The South Australian government’s Home Battery Scheme has reached a major milestone, securing 5,500 installations and orders, and adding significant new storage capacity from the “virtual power plant” technology that enables their resources to be combined.
According to the South Australian government, the 5,500 systems already installed or on order can store up to a combined 62MWh of electricity, the equivalent of around half of the state’s Tesla big battery, officially known as the Hornsdale Power Reserve.
The Tesla big battery remains the largest lithium-ion installation in the world, with 100MW/129MWh of capacity. It is getting a boost in size to 150MW/194MWh, and while other big batteries are also being installed and proposed around the country, so too are VPP schemes that seek to combine the resources of thousands of individual household installations.
The South Australian government aims to install 40,000 additional residential battery systems through its VPP scheme, which it is supporting with the provision of subsidies of up to $6,000 per system.
“More and more South Australians are realising the Marshall Government’s subsidies of up to $6000 and low interest loans for home batteries and rooftop solar can free them from the burden of electricity bills and provide blackout protection,” South Australian energy minister Dan van Holst Pellekaan said.
“Falling prices for home batteries, access to low interest loans and word of mouth from satisfied customers have combined to drive the growing uptake.”
“New virtual power plant (VPP) retail offerings from AGL, Tesla, ShineHub, Sonnen and Simply Energy enable homeowners to save even more on the upfront cost of a home battery and achieved greater ongoing savings through their energy bills,” the minister added.
The battery storage systems installed in South Australia under the scheme will participate in virtual power plant systems, which will allow for the batteries to be coordinated in a way that will assist the operation of the wider electricity system.
Already, the South Australia VPP – using hundreds of batteries installed in mostly low income and state housing – played a key role in keeping the lights on when the country’s biggest coal unit, at Kogan Creek in Queensland, tripped in October, causing the power system to drop well below the normal level of system frequency.
A surge of households applied for the home battery subsidy in the last couple of months of 2019, with the number of households with a battery installed or having been approved for the battery subsidy, now exceeding 5,500.
Interest in battery installations has surged after the scheme kicked off with a relatively sluggish start.
“After an expected slow start 40 per cent of the total number of approvals have occurred in just the last two and a half months as South Australians realise the subsidy of up to $6000 makes purchasing a home battery financially attractive,” van Holst Pellekaan said.
The highest rates of uptake of the battery subsidy have been outside of Adelaide, with households in the state’s mid-north near Port Pirie and south-east near Mount Gambier, leading the adoption of battery systems.
The South Australian government has developed a battery sizing tool and is providing battery pricing information to households, to assist potential scheme participants in choosing the right size and type of battery system for their household.

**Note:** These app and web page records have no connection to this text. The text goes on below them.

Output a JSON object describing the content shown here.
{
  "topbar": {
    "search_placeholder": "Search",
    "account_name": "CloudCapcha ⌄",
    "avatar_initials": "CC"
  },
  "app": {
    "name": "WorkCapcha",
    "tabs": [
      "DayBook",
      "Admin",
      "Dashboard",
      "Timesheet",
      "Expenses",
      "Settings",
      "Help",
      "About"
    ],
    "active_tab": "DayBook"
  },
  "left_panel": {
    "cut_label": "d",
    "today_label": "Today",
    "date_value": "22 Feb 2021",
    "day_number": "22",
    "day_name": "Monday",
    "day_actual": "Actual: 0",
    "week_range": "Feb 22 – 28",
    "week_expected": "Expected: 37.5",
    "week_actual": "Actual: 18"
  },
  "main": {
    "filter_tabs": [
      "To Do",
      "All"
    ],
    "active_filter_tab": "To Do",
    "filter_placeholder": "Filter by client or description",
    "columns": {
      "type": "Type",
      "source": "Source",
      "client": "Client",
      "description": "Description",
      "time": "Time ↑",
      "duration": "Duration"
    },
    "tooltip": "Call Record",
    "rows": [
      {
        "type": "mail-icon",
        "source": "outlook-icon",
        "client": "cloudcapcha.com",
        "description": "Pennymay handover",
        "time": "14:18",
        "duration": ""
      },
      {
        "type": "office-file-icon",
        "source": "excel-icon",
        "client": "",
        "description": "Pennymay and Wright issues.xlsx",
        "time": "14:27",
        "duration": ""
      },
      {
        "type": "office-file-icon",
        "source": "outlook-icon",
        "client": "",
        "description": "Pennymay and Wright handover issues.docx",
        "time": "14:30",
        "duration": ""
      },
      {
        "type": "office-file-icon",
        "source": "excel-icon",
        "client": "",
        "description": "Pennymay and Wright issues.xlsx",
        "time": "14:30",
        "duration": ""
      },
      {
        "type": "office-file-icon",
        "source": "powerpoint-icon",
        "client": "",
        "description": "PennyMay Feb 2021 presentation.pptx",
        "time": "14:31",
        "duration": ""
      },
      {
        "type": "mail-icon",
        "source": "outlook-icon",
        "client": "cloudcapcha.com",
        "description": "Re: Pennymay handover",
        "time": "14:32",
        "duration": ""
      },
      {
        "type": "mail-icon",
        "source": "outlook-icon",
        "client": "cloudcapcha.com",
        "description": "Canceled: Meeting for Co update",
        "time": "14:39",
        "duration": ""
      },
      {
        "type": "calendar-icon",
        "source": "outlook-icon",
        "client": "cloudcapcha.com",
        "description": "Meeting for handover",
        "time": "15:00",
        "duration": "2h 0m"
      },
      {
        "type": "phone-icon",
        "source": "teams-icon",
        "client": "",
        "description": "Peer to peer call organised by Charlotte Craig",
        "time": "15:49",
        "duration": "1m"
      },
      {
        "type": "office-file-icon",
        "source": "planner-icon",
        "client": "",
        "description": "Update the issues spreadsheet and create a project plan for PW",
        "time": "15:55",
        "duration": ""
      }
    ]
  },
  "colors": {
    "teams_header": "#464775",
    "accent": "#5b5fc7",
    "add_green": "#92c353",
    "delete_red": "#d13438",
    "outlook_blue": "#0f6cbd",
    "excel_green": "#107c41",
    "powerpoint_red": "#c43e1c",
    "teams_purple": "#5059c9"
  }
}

Eligible South Australian households can receive a subsidy of $500 per kWh of battery energy storage, with the rate increasing to $600 per kWh for concession holders. In both cases, the total maximum subsidy is capped at $6,000.
The scheme is being funded by a $100 million commitment from the South Australian government, along with an additional $100 million in loans available to support the installation of systems being financed by the Clean Energy Finance Corporation.